Q: We are currently refinancing our home, and have already signed the good-faith agreement with the broker.
We were told at the time we should sign soon to lock in the interest rate.
Now they are telling us our interest rate will be slightly higher and they never locked in the rate when we thought they did. Can they do this?
A: I’m a little confused by your letter. Did you lock in the rate or not? If you gave the mortgage company the go ahead to lock in the rate and the mortgage company never locked it in for you, then you may have a valid complaint against the mortgage company.
If, however, you never gave them the authorization to officially lock in the rate on a specific day, then you get whatever the rate is on the day the loan was locked.

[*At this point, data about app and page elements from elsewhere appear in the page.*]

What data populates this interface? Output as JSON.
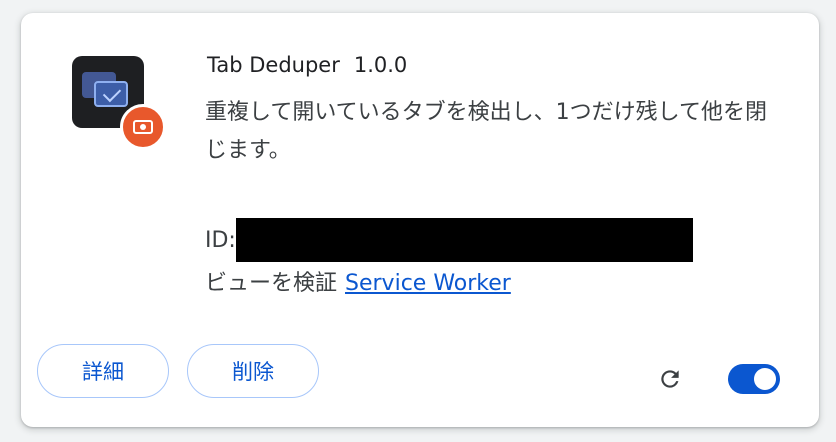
{
  "extension": {
    "name": "Tab Deduper",
    "version": "1.0.0",
    "description": "重複して開いているタブを検出し、1つだけ残して他を閉じます。",
    "id_label": "ID:",
    "views_label": "ビューを検証",
    "service_worker_link": "Service Worker",
    "enabled": true
  },
  "buttons": {
    "details": "詳細",
    "remove": "削除"
  },
  "icons": {
    "extension": "tab-deduper-icon",
    "badge": "unpacked-extension-badge-icon",
    "reload": "reload-icon",
    "toggle": "enable-toggle"
  },
  "colors": {
    "accent": "#0b57d0",
    "button_border": "#a8c7fa",
    "badge": "#e8582c",
    "icon_bg": "#1e1f22"
  }
}
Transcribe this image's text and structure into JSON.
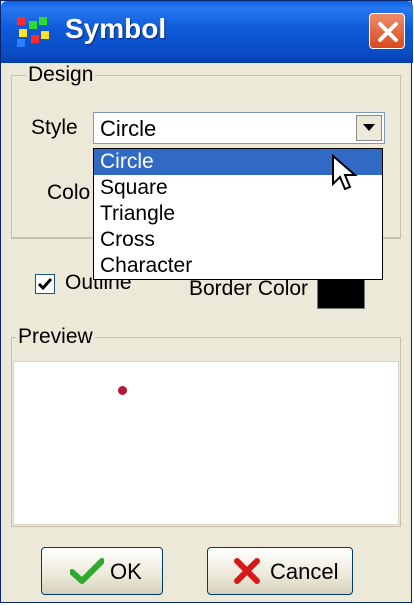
{
  "window": {
    "title": "Symbol"
  },
  "design": {
    "legend": "Design",
    "style_label": "Style",
    "style_value": "Circle",
    "color_label": "Colo",
    "options": [
      "Circle",
      "Square",
      "Triangle",
      "Cross",
      "Character"
    ],
    "selected_option": "Circle"
  },
  "outline": {
    "label": "Outline",
    "checked": true,
    "border_color_label": "Border Color",
    "border_color": "#000000"
  },
  "preview": {
    "legend": "Preview",
    "symbol_color": "#b5173a"
  },
  "buttons": {
    "ok_label": "OK",
    "cancel_label": "Cancel"
  },
  "colors": {
    "titlebar": "#0a4ec8",
    "selection": "#316ac5",
    "close": "#d84a1e"
  },
  "icons": {
    "app": "symbol-app-icon",
    "close": "close-icon",
    "ok": "check-icon",
    "cancel": "x-icon"
  }
}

Still, it sounds to me like you’re getting the “bait and switch.” Your lender promised you a particular rate if you signed on a particular day. You signed, but didn’t get the rate. That’s baiting you with the promise of a better rate, but switching the rate on your when the lender perceives it’s too late for you to shop around to find another deal.
Another possibility is that the lender has been gambling with your interest rate (and you lost). Instead of locking in the rate, the lender is betting that rates will go down further. So, the lender waits. If the rate drops, the lender pockets more profit from the end lender who will ultimately buy your loan because it will be an “above market” rate. But if the interest rate goes up on your loan, the lender would be stuck paying out of pocket to make good on the rate.
Unless the lender can figure out a way to make you accept a higher rate.
Interest rates have gone down in the past few weeks, and at press time the official 30-year interest rate was below 6 percent.
You should also consider filing a complaint with the Attorney General’s office and the state office that regulates mortgage lenders in your state. If you copy the loan officer as well as the president of the company on your letter to these regulatory bodies, you may find that he "suddenly" has changed his tune.
But I would be wary about doing business with a shoddy lender that says one thing and delivers another. If I were you, I’d ask for the return of any cash that you paid upfront (hopefully it wasn’t much), and start shopping around for another lender. Check out current rates that are being offered by other lenders in your area at www.bankrate.com.